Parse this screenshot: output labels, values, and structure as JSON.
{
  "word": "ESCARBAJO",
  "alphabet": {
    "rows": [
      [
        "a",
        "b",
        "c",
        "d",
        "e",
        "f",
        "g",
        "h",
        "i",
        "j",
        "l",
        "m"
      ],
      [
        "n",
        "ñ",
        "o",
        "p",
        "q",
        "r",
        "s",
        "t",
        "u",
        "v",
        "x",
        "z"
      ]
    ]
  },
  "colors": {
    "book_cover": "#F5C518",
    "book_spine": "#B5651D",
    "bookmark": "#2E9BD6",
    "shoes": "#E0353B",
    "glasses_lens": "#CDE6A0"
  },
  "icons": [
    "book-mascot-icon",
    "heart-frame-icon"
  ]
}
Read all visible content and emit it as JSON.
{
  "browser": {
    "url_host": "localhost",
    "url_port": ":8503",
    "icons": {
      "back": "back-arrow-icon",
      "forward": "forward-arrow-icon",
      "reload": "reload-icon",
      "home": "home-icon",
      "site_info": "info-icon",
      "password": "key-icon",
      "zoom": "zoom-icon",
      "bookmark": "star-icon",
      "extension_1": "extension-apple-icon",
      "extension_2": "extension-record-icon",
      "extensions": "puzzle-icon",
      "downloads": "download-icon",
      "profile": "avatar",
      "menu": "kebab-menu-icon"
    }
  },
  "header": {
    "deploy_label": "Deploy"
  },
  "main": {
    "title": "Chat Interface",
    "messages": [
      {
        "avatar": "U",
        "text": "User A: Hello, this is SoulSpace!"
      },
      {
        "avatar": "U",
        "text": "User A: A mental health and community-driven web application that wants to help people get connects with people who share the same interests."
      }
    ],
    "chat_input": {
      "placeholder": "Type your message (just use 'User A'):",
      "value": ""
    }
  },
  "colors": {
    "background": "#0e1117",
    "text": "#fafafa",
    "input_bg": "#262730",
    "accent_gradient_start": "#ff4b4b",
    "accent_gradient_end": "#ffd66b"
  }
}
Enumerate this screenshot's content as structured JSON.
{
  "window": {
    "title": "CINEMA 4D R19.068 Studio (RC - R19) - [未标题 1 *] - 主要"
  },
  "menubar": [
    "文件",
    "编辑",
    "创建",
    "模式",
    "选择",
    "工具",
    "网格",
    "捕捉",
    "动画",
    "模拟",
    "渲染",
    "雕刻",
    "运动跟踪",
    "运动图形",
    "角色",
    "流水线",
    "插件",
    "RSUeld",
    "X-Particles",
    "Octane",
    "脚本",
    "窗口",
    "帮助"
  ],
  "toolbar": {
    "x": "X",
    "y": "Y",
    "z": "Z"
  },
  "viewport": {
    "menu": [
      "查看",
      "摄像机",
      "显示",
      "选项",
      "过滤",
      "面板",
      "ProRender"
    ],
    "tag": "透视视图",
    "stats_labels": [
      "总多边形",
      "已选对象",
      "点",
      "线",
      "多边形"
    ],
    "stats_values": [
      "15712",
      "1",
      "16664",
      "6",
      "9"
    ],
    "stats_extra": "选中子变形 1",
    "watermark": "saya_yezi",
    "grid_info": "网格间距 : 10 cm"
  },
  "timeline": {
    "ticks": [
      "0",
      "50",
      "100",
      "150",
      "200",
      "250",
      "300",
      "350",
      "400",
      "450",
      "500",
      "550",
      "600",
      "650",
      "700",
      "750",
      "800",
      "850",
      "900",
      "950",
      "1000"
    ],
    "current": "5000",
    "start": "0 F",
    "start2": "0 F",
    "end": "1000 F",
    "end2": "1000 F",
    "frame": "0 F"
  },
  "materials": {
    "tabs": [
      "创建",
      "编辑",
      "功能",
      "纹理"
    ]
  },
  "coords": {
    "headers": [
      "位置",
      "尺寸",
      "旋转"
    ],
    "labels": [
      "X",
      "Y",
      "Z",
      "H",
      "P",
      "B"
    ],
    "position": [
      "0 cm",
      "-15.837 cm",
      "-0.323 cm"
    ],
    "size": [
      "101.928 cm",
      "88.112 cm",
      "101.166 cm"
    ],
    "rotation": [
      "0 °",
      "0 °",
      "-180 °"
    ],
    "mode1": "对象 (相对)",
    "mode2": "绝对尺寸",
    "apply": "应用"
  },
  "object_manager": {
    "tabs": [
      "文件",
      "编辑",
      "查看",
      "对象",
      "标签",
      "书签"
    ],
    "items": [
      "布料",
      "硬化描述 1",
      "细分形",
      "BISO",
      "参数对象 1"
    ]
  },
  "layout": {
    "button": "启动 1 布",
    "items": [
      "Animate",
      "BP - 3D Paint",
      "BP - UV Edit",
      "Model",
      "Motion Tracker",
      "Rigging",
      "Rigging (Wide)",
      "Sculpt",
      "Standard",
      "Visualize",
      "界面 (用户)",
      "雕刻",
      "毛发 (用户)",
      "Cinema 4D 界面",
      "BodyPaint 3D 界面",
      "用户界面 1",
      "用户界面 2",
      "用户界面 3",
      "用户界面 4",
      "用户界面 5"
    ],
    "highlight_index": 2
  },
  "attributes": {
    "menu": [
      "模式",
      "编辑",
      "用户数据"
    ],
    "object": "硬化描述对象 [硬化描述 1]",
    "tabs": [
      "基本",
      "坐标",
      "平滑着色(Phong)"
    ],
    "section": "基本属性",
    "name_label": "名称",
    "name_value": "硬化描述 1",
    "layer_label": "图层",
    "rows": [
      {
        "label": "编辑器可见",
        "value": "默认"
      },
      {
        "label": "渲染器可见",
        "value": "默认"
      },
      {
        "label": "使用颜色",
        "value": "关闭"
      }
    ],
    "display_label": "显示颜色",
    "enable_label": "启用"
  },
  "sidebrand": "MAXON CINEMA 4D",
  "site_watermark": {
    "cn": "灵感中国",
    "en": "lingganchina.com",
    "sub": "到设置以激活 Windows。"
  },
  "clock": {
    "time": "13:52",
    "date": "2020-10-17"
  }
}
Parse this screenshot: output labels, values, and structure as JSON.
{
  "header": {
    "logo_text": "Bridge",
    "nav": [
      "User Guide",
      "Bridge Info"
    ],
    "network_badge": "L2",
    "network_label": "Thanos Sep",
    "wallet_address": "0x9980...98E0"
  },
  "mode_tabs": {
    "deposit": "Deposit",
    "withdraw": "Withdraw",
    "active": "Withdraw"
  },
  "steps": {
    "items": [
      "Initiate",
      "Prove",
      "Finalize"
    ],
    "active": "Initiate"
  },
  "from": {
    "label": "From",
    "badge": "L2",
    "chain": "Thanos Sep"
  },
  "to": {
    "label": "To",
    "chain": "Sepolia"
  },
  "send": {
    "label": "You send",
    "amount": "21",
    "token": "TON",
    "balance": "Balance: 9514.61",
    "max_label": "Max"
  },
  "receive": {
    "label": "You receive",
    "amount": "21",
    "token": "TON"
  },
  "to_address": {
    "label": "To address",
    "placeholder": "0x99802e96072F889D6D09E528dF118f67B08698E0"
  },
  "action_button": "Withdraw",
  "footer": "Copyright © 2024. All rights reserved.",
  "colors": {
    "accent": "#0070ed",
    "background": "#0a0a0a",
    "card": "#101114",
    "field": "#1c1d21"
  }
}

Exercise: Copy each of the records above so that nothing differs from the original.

Exercise result:
Parse this screenshot: output labels, values, and structure as JSON.
{
  "word": "ESCARBAJO",
  "alphabet": {
    "rows": [
      [
        "a",
        "b",
        "c",
        "d",
        "e",
        "f",
        "g",
        "h",
        "i",
        "j",
        "l",
        "m"
      ],
      [
        "n",
        "ñ",
        "o",
        "p",
        "q",
        "r",
        "s",
        "t",
        "u",
        "v",
        "x",
        "z"
      ]
    ]
  },
  "colors": {
    "book_cover": "#F5C518",
    "book_spine": "#B5651D",
    "bookmark": "#2E9BD6",
    "shoes": "#E0353B",
    "glasses_lens": "#CDE6A0"
  },
  "icons": [
    "book-mascot-icon",
    "heart-frame-icon"
  ]
}
Read all visible content and emit it as JSON.
{
  "browser": {
    "url_host": "localhost",
    "url_port": ":8503",
    "icons": {
      "back": "back-arrow-icon",
      "forward": "forward-arrow-icon",
      "reload": "reload-icon",
      "home": "home-icon",
      "site_info": "info-icon",
      "password": "key-icon",
      "zoom": "zoom-icon",
      "bookmark": "star-icon",
      "extension_1": "extension-apple-icon",
      "extension_2": "extension-record-icon",
      "extensions": "puzzle-icon",
      "downloads": "download-icon",
      "profile": "avatar",
      "menu": "kebab-menu-icon"
    }
  },
  "header": {
    "deploy_label": "Deploy"
  },
  "main": {
    "title": "Chat Interface",
    "messages": [
      {
        "avatar": "U",
        "text": "User A: Hello, this is SoulSpace!"
      },
      {
        "avatar": "U",
        "text": "User A: A mental health and community-driven web application that wants to help people get connects with people who share the same interests."
      }
    ],
    "chat_input": {
      "placeholder": "Type your message (just use 'User A'):",
      "value": ""
    }
  },
  "colors": {
    "background": "#0e1117",
    "text": "#fafafa",
    "input_bg": "#262730",
    "accent_gradient_start": "#ff4b4b",
    "accent_gradient_end": "#ffd66b"
  }
}
Enumerate this screenshot's content as structured JSON.
{
  "window": {
    "title": "CINEMA 4D R19.068 Studio (RC - R19) - [未标题 1 *] - 主要"
  },
  "menubar": [
    "文件",
    "编辑",
    "创建",
    "模式",
    "选择",
    "工具",
    "网格",
    "捕捉",
    "动画",
    "模拟",
    "渲染",
    "雕刻",
    "运动跟踪",
    "运动图形",
    "角色",
    "流水线",
    "插件",
    "RSUeld",
    "X-Particles",
    "Octane",
    "脚本",
    "窗口",
    "帮助"
  ],
  "toolbar": {
    "x": "X",
    "y": "Y",
    "z": "Z"
  },
  "viewport": {
    "menu": [
      "查看",
      "摄像机",
      "显示",
      "选项",
      "过滤",
      "面板",
      "ProRender"
    ],
    "tag": "透视视图",
    "stats_labels": [
      "总多边形",
      "已选对象",
      "点",
      "线",
      "多边形"
    ],
    "stats_values": [
      "15712",
      "1",
      "16664",
      "6",
      "9"
    ],
    "stats_extra": "选中子变形 1",
    "watermark": "saya_yezi",
    "grid_info": "网格间距 : 10 cm"
  },
  "timeline": {
    "ticks": [
      "0",
      "50",
      "100",
      "150",
      "200",
      "250",
      "300",
      "350",
      "400",
      "450",
      "500",
      "550",
      "600",
      "650",
      "700",
      "750",
      "800",
      "850",
      "900",
      "950",
      "1000"
    ],
    "current": "5000",
    "start": "0 F",
    "start2": "0 F",
    "end": "1000 F",
    "end2": "1000 F",
    "frame": "0 F"
  },
  "materials": {
    "tabs": [
      "创建",
      "编辑",
      "功能",
      "纹理"
    ]
  },
  "coords": {
    "headers": [
      "位置",
      "尺寸",
      "旋转"
    ],
    "labels": [
      "X",
      "Y",
      "Z",
      "H",
      "P",
      "B"
    ],
    "position": [
      "0 cm",
      "-15.837 cm",
      "-0.323 cm"
    ],
    "size": [
      "101.928 cm",
      "88.112 cm",
      "101.166 cm"
    ],
    "rotation": [
      "0 °",
      "0 °",
      "-180 °"
    ],
    "mode1": "对象 (相对)",
    "mode2": "绝对尺寸",
    "apply": "应用"
  },
  "object_manager": {
    "tabs": [
      "文件",
      "编辑",
      "查看",
      "对象",
      "标签",
      "书签"
    ],
    "items": [
      "布料",
      "硬化描述 1",
      "细分形",
      "BISO",
      "参数对象 1"
    ]
  },
  "layout": {
    "button": "启动 1 布",
    "items": [
      "Animate",
      "BP - 3D Paint",
      "BP - UV Edit",
      "Model",
      "Motion Tracker",
      "Rigging",
      "Rigging (Wide)",
      "Sculpt",
      "Standard",
      "Visualize",
      "界面 (用户)",
      "雕刻",
      "毛发 (用户)",
      "Cinema 4D 界面",
      "BodyPaint 3D 界面",
      "用户界面 1",
      "用户界面 2",
      "用户界面 3",
      "用户界面 4",
      "用户界面 5"
    ],
    "highlight_index": 2
  },
  "attributes": {
    "menu": [
      "模式",
      "编辑",
      "用户数据"
    ],
    "object": "硬化描述对象 [硬化描述 1]",
    "tabs": [
      "基本",
      "坐标",
      "平滑着色(Phong)"
    ],
    "section": "基本属性",
    "name_label": "名称",
    "name_value": "硬化描述 1",
    "layer_label": "图层",
    "rows": [
      {
        "label": "编辑器可见",
        "value": "默认"
      },
      {
        "label": "渲染器可见",
        "value": "默认"
      },
      {
        "label": "使用颜色",
        "value": "关闭"
      }
    ],
    "display_label": "显示颜色",
    "enable_label": "启用"
  },
  "sidebrand": "MAXON CINEMA 4D",
  "site_watermark": {
    "cn": "灵感中国",
    "en": "lingganchina.com",
    "sub": "到设置以激活 Windows。"
  },
  "clock": {
    "time": "13:52",
    "date": "2020-10-17"
  }
}
Parse this screenshot: output labels, values, and structure as JSON.
{
  "header": {
    "logo_text": "Bridge",
    "nav": [
      "User Guide",
      "Bridge Info"
    ],
    "network_badge": "L2",
    "network_label": "Thanos Sep",
    "wallet_address": "0x9980...98E0"
  },
  "mode_tabs": {
    "deposit": "Deposit",
    "withdraw": "Withdraw",
    "active": "Withdraw"
  },
  "steps": {
    "items": [
      "Initiate",
      "Prove",
      "Finalize"
    ],
    "active": "Initiate"
  },
  "from": {
    "label": "From",
    "badge": "L2",
    "chain": "Thanos Sep"
  },
  "to": {
    "label": "To",
    "chain": "Sepolia"
  },
  "send": {
    "label": "You send",
    "amount": "21",
    "token": "TON",
    "balance": "Balance: 9514.61",
    "max_label": "Max"
  },
  "receive": {
    "label": "You receive",
    "amount": "21",
    "token": "TON"
  },
  "to_address": {
    "label": "To address",
    "placeholder": "0x99802e96072F889D6D09E528dF118f67B08698E0"
  },
  "action_button": "Withdraw",
  "footer": "Copyright © 2024. All rights reserved.",
  "colors": {
    "accent": "#0070ed",
    "background": "#0a0a0a",
    "card": "#101114",
    "field": "#1c1d21"
  }
}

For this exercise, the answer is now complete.